Perhaps in another year or so she'll be more interested in dolls.  However, the nieces and nephews that I've sent this doll to were older, and they played with them in a much kinder fashion.  They had a little bin they kept them in, all nice and tidy, along with their clothing and diaper changes and other accessories.  How sweet is that?  Nothing makes an Auntie prouder than to see her handmade toys being loved and cared for.  

So go ahead and make one!  Even if it's for a future child that doesn't exist yet. :)

Best Wishes,


  1. Seriously, your creativity knows no bounds! Now that Elise is getting older, I'm determined to make her some dolls (and other softies) too! I just love how they're reversible - so cute!

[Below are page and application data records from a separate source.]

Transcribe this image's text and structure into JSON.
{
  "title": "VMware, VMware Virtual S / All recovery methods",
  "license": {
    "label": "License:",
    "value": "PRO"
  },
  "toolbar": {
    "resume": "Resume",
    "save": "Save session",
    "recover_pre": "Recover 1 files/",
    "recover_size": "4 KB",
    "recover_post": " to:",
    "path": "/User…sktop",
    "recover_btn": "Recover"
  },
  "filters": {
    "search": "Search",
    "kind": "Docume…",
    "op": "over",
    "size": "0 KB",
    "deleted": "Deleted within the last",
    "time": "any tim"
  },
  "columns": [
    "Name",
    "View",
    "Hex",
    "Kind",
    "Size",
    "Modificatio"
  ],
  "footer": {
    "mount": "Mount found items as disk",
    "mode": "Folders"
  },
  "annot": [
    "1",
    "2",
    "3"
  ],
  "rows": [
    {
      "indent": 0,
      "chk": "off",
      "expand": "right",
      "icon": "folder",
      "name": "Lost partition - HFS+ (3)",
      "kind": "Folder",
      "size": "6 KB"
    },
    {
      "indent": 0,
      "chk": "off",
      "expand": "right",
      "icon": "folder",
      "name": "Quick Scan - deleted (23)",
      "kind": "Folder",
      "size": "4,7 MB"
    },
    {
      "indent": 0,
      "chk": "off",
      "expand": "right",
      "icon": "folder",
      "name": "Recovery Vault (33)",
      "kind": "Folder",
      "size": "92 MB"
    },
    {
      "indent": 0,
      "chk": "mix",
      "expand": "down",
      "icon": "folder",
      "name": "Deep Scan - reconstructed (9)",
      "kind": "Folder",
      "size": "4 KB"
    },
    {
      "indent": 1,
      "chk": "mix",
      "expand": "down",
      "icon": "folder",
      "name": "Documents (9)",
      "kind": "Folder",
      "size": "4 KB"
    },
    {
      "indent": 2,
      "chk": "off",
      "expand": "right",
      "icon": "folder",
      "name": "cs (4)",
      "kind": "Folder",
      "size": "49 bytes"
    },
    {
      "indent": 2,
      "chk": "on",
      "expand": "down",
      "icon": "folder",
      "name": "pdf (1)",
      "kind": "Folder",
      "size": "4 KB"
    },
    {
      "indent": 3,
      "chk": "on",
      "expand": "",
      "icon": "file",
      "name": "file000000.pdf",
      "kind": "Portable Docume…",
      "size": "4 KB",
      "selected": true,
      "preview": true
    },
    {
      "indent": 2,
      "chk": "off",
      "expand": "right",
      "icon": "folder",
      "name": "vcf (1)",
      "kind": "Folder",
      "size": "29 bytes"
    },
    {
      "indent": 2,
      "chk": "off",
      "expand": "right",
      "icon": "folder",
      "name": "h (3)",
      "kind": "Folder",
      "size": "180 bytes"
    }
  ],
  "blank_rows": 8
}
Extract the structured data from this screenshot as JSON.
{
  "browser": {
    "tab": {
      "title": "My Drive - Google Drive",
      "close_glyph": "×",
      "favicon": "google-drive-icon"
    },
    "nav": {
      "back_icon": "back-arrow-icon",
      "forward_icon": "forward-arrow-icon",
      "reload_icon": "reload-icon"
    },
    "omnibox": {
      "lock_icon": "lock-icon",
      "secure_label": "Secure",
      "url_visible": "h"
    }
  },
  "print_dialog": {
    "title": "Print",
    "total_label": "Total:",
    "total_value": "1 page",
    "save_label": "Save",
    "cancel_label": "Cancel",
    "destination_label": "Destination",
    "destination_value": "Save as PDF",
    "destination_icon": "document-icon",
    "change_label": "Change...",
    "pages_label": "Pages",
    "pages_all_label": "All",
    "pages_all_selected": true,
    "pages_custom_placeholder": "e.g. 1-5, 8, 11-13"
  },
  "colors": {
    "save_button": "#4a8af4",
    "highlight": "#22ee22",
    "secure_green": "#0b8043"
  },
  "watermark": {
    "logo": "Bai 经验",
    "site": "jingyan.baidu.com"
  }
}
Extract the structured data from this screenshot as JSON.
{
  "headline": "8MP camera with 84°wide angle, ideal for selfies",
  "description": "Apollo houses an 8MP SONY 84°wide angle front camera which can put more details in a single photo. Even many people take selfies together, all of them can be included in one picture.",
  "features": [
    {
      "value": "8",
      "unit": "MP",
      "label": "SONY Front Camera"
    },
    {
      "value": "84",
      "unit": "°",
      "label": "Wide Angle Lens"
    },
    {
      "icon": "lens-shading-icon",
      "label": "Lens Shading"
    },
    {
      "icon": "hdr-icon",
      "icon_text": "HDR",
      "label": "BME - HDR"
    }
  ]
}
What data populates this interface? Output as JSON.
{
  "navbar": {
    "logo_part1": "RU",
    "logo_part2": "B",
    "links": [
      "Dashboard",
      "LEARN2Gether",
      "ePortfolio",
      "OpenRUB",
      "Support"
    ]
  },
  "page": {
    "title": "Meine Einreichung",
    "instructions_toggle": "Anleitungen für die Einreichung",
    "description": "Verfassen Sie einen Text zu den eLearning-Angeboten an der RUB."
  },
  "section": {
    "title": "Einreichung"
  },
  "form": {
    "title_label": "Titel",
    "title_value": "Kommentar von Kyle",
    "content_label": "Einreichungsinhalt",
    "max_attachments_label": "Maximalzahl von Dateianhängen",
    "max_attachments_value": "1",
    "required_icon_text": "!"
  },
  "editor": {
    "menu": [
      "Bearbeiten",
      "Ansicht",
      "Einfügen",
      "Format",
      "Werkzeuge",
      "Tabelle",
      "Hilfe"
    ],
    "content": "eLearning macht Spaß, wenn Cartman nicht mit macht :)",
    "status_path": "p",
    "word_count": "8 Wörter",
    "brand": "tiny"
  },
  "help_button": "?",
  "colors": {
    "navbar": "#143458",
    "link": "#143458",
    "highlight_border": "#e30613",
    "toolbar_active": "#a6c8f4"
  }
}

And that itty bitty dress really fits perfect. I want to make these. After I get to the bibs! My to-do list keeps growing, no thanks to YOU! :) xoxo

  2. Oh gosh do I know that feeling! I have three pairs of Lila pajamas that are in the middle of being sewn (tops and bottoms = six separate pieces), plus that skirt tutorial that I must do, dog and cat beds that need to be made, Lila's birthday dress (OMG she's going on one!), and more, more more! Help me, I'm drowning!!